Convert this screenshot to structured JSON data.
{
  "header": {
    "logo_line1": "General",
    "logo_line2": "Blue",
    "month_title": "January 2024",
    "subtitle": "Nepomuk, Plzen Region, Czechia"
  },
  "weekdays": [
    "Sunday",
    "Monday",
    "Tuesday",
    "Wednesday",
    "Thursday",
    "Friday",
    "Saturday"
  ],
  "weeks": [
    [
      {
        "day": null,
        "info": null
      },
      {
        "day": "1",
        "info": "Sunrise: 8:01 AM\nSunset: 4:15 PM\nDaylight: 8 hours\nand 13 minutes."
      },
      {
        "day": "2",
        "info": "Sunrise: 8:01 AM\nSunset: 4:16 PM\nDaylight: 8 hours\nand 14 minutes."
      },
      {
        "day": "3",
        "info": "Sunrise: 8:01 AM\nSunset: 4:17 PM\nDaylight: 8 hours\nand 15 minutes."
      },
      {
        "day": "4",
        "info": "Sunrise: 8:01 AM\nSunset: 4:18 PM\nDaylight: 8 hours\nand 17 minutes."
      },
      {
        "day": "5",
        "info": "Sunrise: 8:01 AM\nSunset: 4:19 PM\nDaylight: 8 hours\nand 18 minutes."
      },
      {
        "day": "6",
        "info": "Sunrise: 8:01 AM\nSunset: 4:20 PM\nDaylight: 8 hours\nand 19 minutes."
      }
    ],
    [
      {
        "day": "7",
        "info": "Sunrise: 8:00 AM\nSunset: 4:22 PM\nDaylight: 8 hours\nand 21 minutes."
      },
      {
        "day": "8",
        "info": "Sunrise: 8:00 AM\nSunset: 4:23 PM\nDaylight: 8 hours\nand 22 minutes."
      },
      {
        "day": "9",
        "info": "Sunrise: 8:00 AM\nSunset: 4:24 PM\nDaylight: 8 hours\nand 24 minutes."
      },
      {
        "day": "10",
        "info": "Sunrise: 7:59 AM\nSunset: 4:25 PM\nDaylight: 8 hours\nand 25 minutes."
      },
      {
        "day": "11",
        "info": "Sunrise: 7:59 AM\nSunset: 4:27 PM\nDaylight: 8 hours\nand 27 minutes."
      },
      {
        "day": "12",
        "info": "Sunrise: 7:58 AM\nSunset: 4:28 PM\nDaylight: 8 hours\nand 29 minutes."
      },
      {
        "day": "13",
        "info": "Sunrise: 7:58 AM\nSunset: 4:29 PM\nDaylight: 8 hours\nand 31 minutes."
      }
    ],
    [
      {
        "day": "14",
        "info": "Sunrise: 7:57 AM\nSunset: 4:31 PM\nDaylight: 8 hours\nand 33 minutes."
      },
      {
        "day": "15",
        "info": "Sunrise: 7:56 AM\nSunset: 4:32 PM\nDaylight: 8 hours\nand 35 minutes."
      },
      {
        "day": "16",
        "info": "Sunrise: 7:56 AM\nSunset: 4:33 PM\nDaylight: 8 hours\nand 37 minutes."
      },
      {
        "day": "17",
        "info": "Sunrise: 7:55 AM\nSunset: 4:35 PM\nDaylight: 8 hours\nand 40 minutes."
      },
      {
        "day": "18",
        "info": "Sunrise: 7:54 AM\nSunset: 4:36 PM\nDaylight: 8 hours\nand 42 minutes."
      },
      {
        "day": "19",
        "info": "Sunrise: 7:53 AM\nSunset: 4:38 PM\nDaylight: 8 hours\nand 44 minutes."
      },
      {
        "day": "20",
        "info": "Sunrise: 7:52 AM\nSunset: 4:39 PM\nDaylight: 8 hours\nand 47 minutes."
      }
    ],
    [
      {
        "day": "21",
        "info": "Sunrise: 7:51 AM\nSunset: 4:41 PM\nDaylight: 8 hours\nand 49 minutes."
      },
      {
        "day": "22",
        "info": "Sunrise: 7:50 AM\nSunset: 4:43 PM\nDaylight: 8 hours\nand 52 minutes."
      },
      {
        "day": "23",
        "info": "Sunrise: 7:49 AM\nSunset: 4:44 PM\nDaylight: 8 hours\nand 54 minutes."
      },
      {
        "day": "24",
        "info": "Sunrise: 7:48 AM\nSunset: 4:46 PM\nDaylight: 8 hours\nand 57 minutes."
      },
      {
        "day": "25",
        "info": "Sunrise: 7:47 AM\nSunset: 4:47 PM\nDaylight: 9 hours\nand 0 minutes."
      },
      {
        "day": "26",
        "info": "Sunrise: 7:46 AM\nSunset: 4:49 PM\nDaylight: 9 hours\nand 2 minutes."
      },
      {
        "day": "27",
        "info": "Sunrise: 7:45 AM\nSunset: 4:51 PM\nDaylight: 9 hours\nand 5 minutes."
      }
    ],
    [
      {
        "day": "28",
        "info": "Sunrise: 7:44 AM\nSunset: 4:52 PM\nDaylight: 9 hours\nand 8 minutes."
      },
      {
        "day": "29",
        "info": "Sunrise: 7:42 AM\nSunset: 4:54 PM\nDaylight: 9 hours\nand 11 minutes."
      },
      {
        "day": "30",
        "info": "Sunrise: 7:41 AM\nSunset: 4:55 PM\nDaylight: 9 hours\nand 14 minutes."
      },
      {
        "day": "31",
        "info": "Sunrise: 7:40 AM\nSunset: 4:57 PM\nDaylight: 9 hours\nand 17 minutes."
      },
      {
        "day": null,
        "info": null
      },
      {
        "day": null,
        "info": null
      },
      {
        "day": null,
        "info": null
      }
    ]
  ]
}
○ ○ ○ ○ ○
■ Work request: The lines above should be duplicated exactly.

■ Solution below:
Convert this screenshot to structured JSON data.
{
  "header": {
    "logo_line1": "General",
    "logo_line2": "Blue",
    "month_title": "January 2024",
    "subtitle": "Nepomuk, Plzen Region, Czechia"
  },
  "weekdays": [
    "Sunday",
    "Monday",
    "Tuesday",
    "Wednesday",
    "Thursday",
    "Friday",
    "Saturday"
  ],
  "weeks": [
    [
      {
        "day": null,
        "info": null
      },
      {
        "day": "1",
        "info": "Sunrise: 8:01 AM\nSunset: 4:15 PM\nDaylight: 8 hours\nand 13 minutes."
      },
      {
        "day": "2",
        "info": "Sunrise: 8:01 AM\nSunset: 4:16 PM\nDaylight: 8 hours\nand 14 minutes."
      },
      {
        "day": "3",
        "info": "Sunrise: 8:01 AM\nSunset: 4:17 PM\nDaylight: 8 hours\nand 15 minutes."
      },
      {
        "day": "4",
        "info": "Sunrise: 8:01 AM\nSunset: 4:18 PM\nDaylight: 8 hours\nand 17 minutes."
      },
      {
        "day": "5",
        "info": "Sunrise: 8:01 AM\nSunset: 4:19 PM\nDaylight: 8 hours\nand 18 minutes."
      },
      {
        "day": "6",
        "info": "Sunrise: 8:01 AM\nSunset: 4:20 PM\nDaylight: 8 hours\nand 19 minutes."
      }
    ],
    [
      {
        "day": "7",
        "info": "Sunrise: 8:00 AM\nSunset: 4:22 PM\nDaylight: 8 hours\nand 21 minutes."
      },
      {
        "day": "8",
        "info": "Sunrise: 8:00 AM\nSunset: 4:23 PM\nDaylight: 8 hours\nand 22 minutes."
      },
      {
        "day": "9",
        "info": "Sunrise: 8:00 AM\nSunset: 4:24 PM\nDaylight: 8 hours\nand 24 minutes."
      },
      {
        "day": "10",
        "info": "Sunrise: 7:59 AM\nSunset: 4:25 PM\nDaylight: 8 hours\nand 25 minutes."
      },
      {
        "day": "11",
        "info": "Sunrise: 7:59 AM\nSunset: 4:27 PM\nDaylight: 8 hours\nand 27 minutes."
      },
      {
        "day": "12",
        "info": "Sunrise: 7:58 AM\nSunset: 4:28 PM\nDaylight: 8 hours\nand 29 minutes."
      },
      {
        "day": "13",
        "info": "Sunrise: 7:58 AM\nSunset: 4:29 PM\nDaylight: 8 hours\nand 31 minutes."
      }
    ],
    [
      {
        "day": "14",
        "info": "Sunrise: 7:57 AM\nSunset: 4:31 PM\nDaylight: 8 hours\nand 33 minutes."
      },
      {
        "day": "15",
        "info": "Sunrise: 7:56 AM\nSunset: 4:32 PM\nDaylight: 8 hours\nand 35 minutes."
      },
      {
        "day": "16",
        "info": "Sunrise: 7:56 AM\nSunset: 4:33 PM\nDaylight: 8 hours\nand 37 minutes."
      },
      {
        "day": "17",
        "info": "Sunrise: 7:55 AM\nSunset: 4:35 PM\nDaylight: 8 hours\nand 40 minutes."
      },
      {
        "day": "18",
        "info": "Sunrise: 7:54 AM\nSunset: 4:36 PM\nDaylight: 8 hours\nand 42 minutes."
      },
      {
        "day": "19",
        "info": "Sunrise: 7:53 AM\nSunset: 4:38 PM\nDaylight: 8 hours\nand 44 minutes."
      },
      {
        "day": "20",
        "info": "Sunrise: 7:52 AM\nSunset: 4:39 PM\nDaylight: 8 hours\nand 47 minutes."
      }
    ],
    [
      {
        "day": "21",
        "info": "Sunrise: 7:51 AM\nSunset: 4:41 PM\nDaylight: 8 hours\nand 49 minutes."
      },
      {
        "day": "22",
        "info": "Sunrise: 7:50 AM\nSunset: 4:43 PM\nDaylight: 8 hours\nand 52 minutes."
      },
      {
        "day": "23",
        "info": "Sunrise: 7:49 AM\nSunset: 4:44 PM\nDaylight: 8 hours\nand 54 minutes."
      },
      {
        "day": "24",
        "info": "Sunrise: 7:48 AM\nSunset: 4:46 PM\nDaylight: 8 hours\nand 57 minutes."
      },
      {
        "day": "25",
        "info": "Sunrise: 7:47 AM\nSunset: 4:47 PM\nDaylight: 9 hours\nand 0 minutes."
      },
      {
        "day": "26",
        "info": "Sunrise: 7:46 AM\nSunset: 4:49 PM\nDaylight: 9 hours\nand 2 minutes."
      },
      {
        "day": "27",
        "info": "Sunrise: 7:45 AM\nSunset: 4:51 PM\nDaylight: 9 hours\nand 5 minutes."
      }
    ],
    [
      {
        "day": "28",
        "info": "Sunrise: 7:44 AM\nSunset: 4:52 PM\nDaylight: 9 hours\nand 8 minutes."
      },
      {
        "day": "29",
        "info": "Sunrise: 7:42 AM\nSunset: 4:54 PM\nDaylight: 9 hours\nand 11 minutes."
      },
      {
        "day": "30",
        "info": "Sunrise: 7:41 AM\nSunset: 4:55 PM\nDaylight: 9 hours\nand 14 minutes."
      },
      {
        "day": "31",
        "info": "Sunrise: 7:40 AM\nSunset: 4:57 PM\nDaylight: 9 hours\nand 17 minutes."
      },
      {
        "day": null,
        "info": null
      },
      {
        "day": null,
        "info": null
      },
      {
        "day": null,
        "info": null
      }
    ]
  ]
}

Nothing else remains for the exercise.